The organization came under suspicion after the Oklahoma City bombing until Timothy McVeigh's arrest. It voluntarily left a coalition of religious groups opposed to gay marriage last year after conservatives raised allegations that the society was linked to Muslim extremists. Syeed denied the claim. The Senate Finance Committee, in an investigation of terrorist financing, sought the tax records of the society and other Muslim nonprofit groups. Syeed said his group had nothing to hide.
His group tried to underscore its opposition to radical interpretations of Islam by helping organize American Muslim scholars to issue a religious edict, or fatwa, condemning terrorism in July.

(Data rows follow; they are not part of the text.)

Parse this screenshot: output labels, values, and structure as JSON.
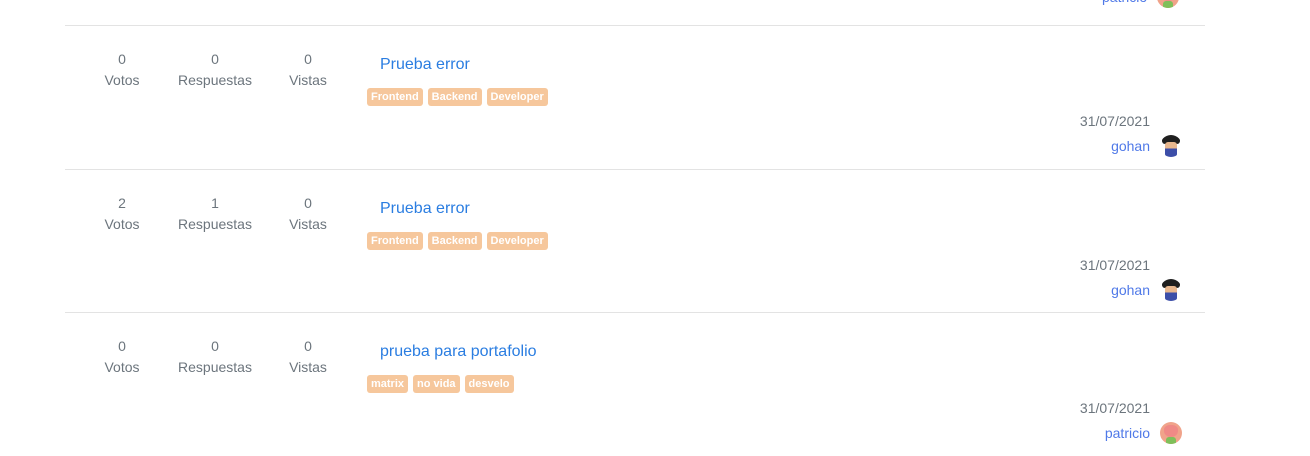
{
  "top_author": {
    "name": "patricio",
    "avatar_icon": "patricio-avatar-icon"
  },
  "questions": [
    {
      "votes": "0",
      "votes_label": "Votos",
      "answers": "0",
      "answers_label": "Respuestas",
      "views": "0",
      "views_label": "Vistas",
      "title": "Prueba error",
      "tags": [
        "Frontend",
        "Backend",
        "Developer"
      ],
      "date": "31/07/2021",
      "author": "gohan"
    },
    {
      "votes": "2",
      "votes_label": "Votos",
      "answers": "1",
      "answers_label": "Respuestas",
      "views": "0",
      "views_label": "Vistas",
      "title": "Prueba error",
      "tags": [
        "Frontend",
        "Backend",
        "Developer"
      ],
      "date": "31/07/2021",
      "author": "gohan"
    },
    {
      "votes": "0",
      "votes_label": "Votos",
      "answers": "0",
      "answers_label": "Respuestas",
      "views": "0",
      "views_label": "Vistas",
      "title": "prueba para portafolio",
      "tags": [
        "matrix",
        "no vida",
        "desvelo"
      ],
      "date": "31/07/2021",
      "author": "patricio"
    }
  ],
  "colors": {
    "link": "#2a7de1",
    "author": "#4f79e8",
    "tag_bg": "#f6c79c",
    "divider": "#e3e3e3"
  }
}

The convention will continue that conversation, by discussing the fatwa and asking attendees to sign a pledge against extremism.
"We have never been in this fatwa business," Syeed said. "It dispels some misunderstanding. We should do whatever it takes."
The Islamic Society also is working to root out puritanical religious practices within the community. It is working with mosques to make sure that their imams, or prayer leaders, are fully acclimated to the American Muslim community and that women are given leadership positions. Scholar Ingrid Mattson of Hartford Seminary is a vice president.
"We expect that they must have lived here quite some years and fully orient themselves to what is expected of them here," Syeed said. "So an imam coming from Saudi Arabia, where women are not allowed to drive, naturally would be out of place here."
ISNA also led development of an 18-page booklet designed to make mosques more female-friendly. A 2000 study by the Council on American-Islamic Relations found that about two-thirds of mosques segregated women behind a partition or in another room during community prayers.
The initiative has met "some pockets of resistance," Syeed acknowledged, because the millions of Muslims in America come from many different countries, including some where women have fewer rights than men.
"Some of them have changed their position and understanding of these issues. Some have not," said Syeed, but he contended that the Prophet Muhammad encouraged full participation of women in religious life.
Progressive American Muslims want greater reform and have pressured the Islamic Society to support even greater roles for women and make other changes as they reinterpret Islam for modern conditions.
But Syeed said progressives will have more influence if they tread delicately.
"We don't want to redefine Islam as an American Islam and thereby lose the credibility and remove the authenticity and orthodoxy," he said.
Syeed said the Bush administration can help keep American Muslims in the mainstream by repealing parts of the USA Patriot Act, which gives the government broad new powers to fight terrorism. Many Muslims say it unfairly targets their community.
The Bush administration has defended the law as critical to national security, but Syeed contends it could breed extremism, like that found in the Muslim underclass in Britain.
"We have to guard against that mentality. We should not allow such a mentality to grow and find a fertile ground," Syeed said. "The Muslims ultimately are going to be an authentic part of the American mainstream, but we have to be careful that we don't trample over certain sensibilities that unnecessarily alienate them."